An e reader is easy to operate, you’ll see. So once you have one, what you want to do is start buying books. Or sampling them, it doesn’t matter, and sampling is totally free (Sampling: in the Amazon store, you can download several chapters of any book to your Kindle for free. If you do not have an Amazon Store account, you need to set one up. It's easy.). Sampling is an important thing to learn – among other things it will teach you volumes about your own writing, and what has to go in your FIRST CHAPTERS). But it’s also a no-cost to learn the device and experience e reading.
You want to sample books that are in your own genre, and you want to sample a lot of self-published books as well as traditionally published books . The 99 cent ones (brace yourself...) the $2.99 ones, the $3.99 ones, and the $9.99 and yike, $12.99 traditionally published ones. Try authors you haven’t heard of whose books sound interesting. (Don’t forget Huntress Moon, or any of the fine titles you can simply click through to sample if you just look to the right of this blog...).
Take an hour and download and read twenty samples in a row, and take notes. Did you want to keep reading at the end of the sample, or could you not get through it at all? Is there a difference between 99 cent books, $2.99 ones, $3.99 ones, and the $9.99 or $12.99 ones put out by traditional publishers? If there is a difference, what IS the difference? Would you pay $12.99 for an e book? If so, which authors would you pay it for, and which wouldn't you?
Wade into the market and see what’s out there. Get the lay of the land, and ask questions here.
So there, I’ve given you a couple of practical tasks that will get your feet wet.
You didn’t think you were going to learn this overnight, did you?
I hope not. Get a grip.
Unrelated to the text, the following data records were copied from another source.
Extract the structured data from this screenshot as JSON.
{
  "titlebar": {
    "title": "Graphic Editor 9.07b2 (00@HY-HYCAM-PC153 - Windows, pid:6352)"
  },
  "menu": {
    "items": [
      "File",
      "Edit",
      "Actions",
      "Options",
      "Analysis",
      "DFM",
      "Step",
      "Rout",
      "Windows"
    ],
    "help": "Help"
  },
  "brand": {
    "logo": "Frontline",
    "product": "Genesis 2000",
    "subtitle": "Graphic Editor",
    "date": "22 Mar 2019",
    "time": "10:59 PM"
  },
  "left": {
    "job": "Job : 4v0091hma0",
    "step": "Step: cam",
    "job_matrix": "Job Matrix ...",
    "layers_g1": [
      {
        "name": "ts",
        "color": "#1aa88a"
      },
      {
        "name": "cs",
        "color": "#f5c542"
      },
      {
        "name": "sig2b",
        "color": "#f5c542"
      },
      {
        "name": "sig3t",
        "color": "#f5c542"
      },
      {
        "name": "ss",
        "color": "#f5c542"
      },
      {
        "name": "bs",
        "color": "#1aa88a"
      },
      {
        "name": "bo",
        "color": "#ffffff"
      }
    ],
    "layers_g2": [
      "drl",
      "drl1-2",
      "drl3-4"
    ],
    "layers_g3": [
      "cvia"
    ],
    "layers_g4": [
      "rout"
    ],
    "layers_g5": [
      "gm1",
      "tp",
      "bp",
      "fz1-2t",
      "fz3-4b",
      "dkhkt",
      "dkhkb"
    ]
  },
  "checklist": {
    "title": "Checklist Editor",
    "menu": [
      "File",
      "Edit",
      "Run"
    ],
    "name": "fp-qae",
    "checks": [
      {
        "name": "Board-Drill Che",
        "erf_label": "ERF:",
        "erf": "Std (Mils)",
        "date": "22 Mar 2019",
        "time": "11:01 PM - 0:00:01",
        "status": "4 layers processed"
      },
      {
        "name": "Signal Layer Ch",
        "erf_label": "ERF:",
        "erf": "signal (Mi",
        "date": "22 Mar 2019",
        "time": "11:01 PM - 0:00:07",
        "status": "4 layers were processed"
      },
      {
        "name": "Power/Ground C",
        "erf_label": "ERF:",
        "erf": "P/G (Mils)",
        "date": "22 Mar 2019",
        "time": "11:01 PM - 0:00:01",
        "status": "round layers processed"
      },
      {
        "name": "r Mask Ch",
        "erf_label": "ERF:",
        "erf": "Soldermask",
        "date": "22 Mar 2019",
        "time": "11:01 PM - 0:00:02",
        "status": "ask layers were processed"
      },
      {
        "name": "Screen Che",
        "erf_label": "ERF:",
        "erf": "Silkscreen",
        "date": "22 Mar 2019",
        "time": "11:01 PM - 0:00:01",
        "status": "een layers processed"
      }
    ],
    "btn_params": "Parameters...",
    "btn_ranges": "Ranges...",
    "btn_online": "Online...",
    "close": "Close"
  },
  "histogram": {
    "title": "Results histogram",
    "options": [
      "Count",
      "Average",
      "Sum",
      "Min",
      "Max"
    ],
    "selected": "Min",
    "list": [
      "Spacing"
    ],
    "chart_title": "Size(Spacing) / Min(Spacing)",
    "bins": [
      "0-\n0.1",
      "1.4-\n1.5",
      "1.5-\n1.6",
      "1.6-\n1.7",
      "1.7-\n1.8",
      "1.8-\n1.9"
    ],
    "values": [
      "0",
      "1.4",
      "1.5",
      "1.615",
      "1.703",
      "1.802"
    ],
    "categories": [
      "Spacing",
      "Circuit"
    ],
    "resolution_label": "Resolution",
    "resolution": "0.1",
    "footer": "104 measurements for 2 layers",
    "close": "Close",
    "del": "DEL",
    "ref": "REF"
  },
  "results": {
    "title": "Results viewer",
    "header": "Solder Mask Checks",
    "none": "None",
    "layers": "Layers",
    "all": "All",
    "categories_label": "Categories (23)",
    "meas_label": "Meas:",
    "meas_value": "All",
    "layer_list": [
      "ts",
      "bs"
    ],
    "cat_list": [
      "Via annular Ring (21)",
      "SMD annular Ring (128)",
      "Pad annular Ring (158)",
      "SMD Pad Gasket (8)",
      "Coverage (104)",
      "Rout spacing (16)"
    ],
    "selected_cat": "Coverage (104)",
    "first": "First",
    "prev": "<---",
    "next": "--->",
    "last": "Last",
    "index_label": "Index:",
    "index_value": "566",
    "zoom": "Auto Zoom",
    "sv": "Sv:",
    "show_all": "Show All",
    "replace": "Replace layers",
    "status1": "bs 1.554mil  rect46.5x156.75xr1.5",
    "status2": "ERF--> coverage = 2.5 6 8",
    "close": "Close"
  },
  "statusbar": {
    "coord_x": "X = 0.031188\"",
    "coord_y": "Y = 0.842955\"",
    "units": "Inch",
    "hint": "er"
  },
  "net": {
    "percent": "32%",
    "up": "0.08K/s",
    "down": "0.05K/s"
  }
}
E publishing is a full-time job, just like traditional publishing is. But if you don’t start now, a year from now you’ll still be asking, “Where do I start?”
A driven FBI agent is on the hunt for that most rare of all killers:
a female serial.
Related e publishing and marketing posts:
My e publishing decision
To Nook or Not to Nook?
Giving it Away (Kindle Select promotion)
Marketing = Madness
Letting it Ride (Kindle Select promotion)
Bestseller lists and Tag lists
Liking, Sharing and Tagging